*** Given data ***

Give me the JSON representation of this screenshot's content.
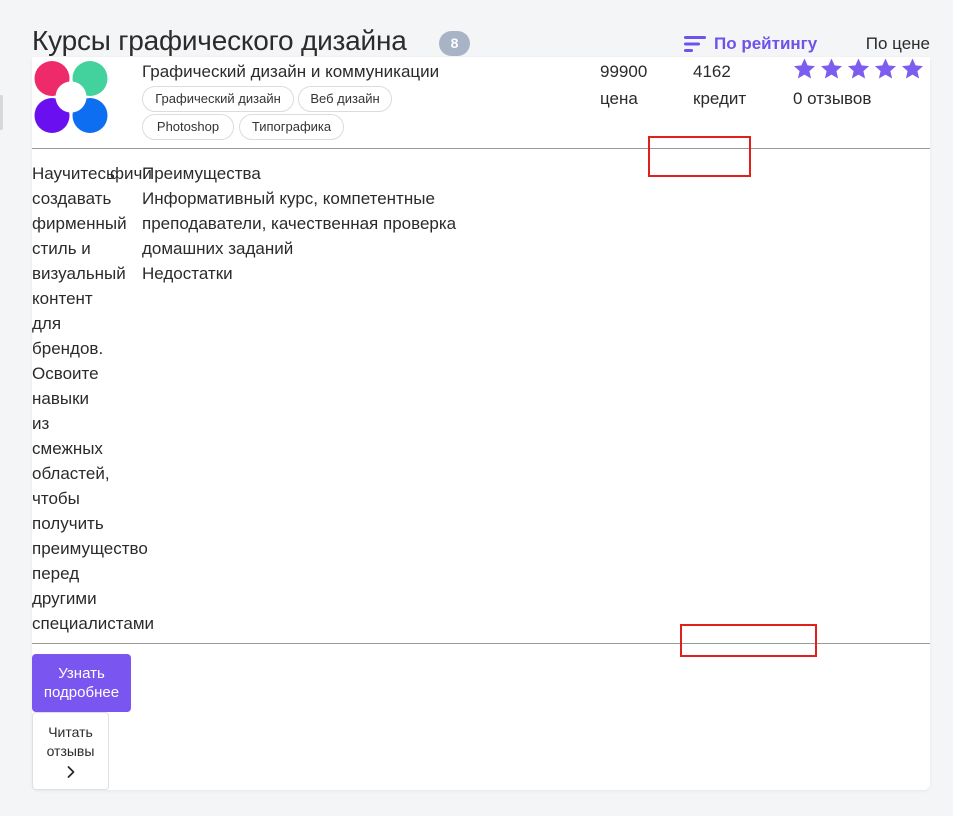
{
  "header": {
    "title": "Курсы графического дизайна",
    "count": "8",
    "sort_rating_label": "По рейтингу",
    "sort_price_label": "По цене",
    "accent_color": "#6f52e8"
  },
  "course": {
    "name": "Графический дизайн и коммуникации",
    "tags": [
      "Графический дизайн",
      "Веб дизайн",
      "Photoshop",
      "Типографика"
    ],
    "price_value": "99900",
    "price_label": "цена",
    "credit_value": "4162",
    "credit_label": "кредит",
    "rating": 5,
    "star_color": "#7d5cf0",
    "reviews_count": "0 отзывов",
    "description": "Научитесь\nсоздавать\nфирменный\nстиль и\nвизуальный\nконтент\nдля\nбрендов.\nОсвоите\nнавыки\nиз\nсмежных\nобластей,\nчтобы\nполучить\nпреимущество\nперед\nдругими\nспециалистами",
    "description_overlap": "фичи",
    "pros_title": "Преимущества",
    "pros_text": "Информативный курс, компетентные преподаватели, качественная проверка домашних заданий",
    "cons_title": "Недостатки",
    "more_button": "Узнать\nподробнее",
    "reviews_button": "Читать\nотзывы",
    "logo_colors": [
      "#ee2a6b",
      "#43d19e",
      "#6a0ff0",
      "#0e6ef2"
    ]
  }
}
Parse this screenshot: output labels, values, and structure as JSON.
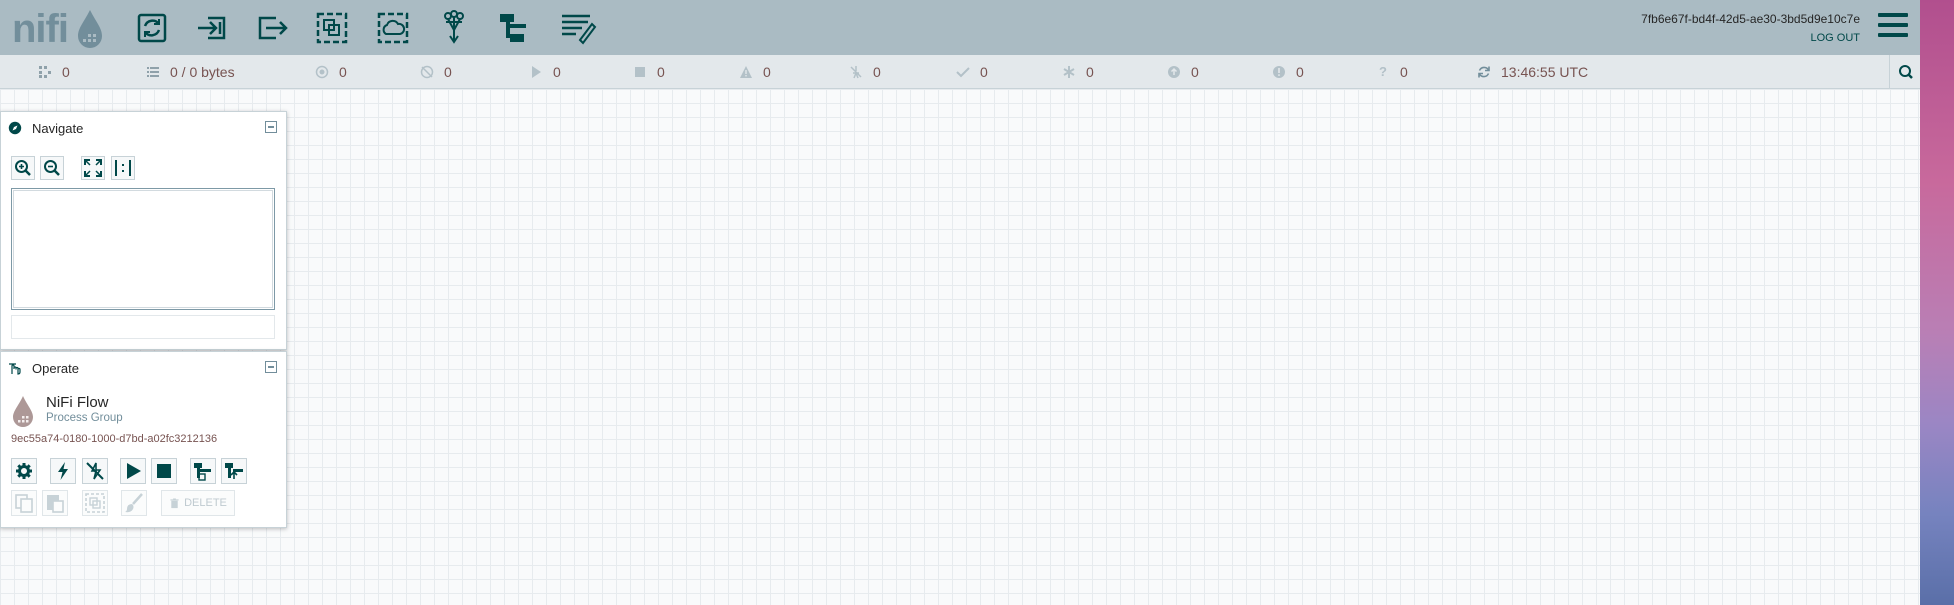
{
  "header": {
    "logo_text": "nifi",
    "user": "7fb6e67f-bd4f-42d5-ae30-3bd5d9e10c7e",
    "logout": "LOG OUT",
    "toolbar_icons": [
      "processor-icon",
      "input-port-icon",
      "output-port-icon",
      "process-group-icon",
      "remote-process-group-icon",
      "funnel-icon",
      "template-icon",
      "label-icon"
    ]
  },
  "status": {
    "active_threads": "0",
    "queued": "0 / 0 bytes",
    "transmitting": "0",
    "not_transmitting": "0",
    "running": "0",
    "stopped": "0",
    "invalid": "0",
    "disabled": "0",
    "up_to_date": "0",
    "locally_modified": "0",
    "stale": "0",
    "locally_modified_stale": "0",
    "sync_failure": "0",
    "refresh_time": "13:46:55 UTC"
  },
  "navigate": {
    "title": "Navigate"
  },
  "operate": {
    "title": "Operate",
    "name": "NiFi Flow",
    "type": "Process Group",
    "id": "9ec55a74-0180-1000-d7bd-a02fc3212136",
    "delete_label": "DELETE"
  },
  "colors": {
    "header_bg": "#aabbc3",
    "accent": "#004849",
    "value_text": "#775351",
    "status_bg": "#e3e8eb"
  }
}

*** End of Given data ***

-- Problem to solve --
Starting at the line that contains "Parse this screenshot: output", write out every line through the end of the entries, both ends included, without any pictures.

-- Solution for this problem --
Parse this screenshot: output labels, values, and structure as JSON.
{
  "header": {
    "logo_text": "nifi",
    "user": "7fb6e67f-bd4f-42d5-ae30-3bd5d9e10c7e",
    "logout": "LOG OUT",
    "toolbar_icons": [
      "processor-icon",
      "input-port-icon",
      "output-port-icon",
      "process-group-icon",
      "remote-process-group-icon",
      "funnel-icon",
      "template-icon",
      "label-icon"
    ]
  },
  "status": {
    "active_threads": "0",
    "queued": "0 / 0 bytes",
    "transmitting": "0",
    "not_transmitting": "0",
    "running": "0",
    "stopped": "0",
    "invalid": "0",
    "disabled": "0",
    "up_to_date": "0",
    "locally_modified": "0",
    "stale": "0",
    "locally_modified_stale": "0",
    "sync_failure": "0",
    "refresh_time": "13:46:55 UTC"
  },
  "navigate": {
    "title": "Navigate"
  },
  "operate": {
    "title": "Operate",
    "name": "NiFi Flow",
    "type": "Process Group",
    "id": "9ec55a74-0180-1000-d7bd-a02fc3212136",
    "delete_label": "DELETE"
  },
  "colors": {
    "header_bg": "#aabbc3",
    "accent": "#004849",
    "value_text": "#775351",
    "status_bg": "#e3e8eb"
  }
}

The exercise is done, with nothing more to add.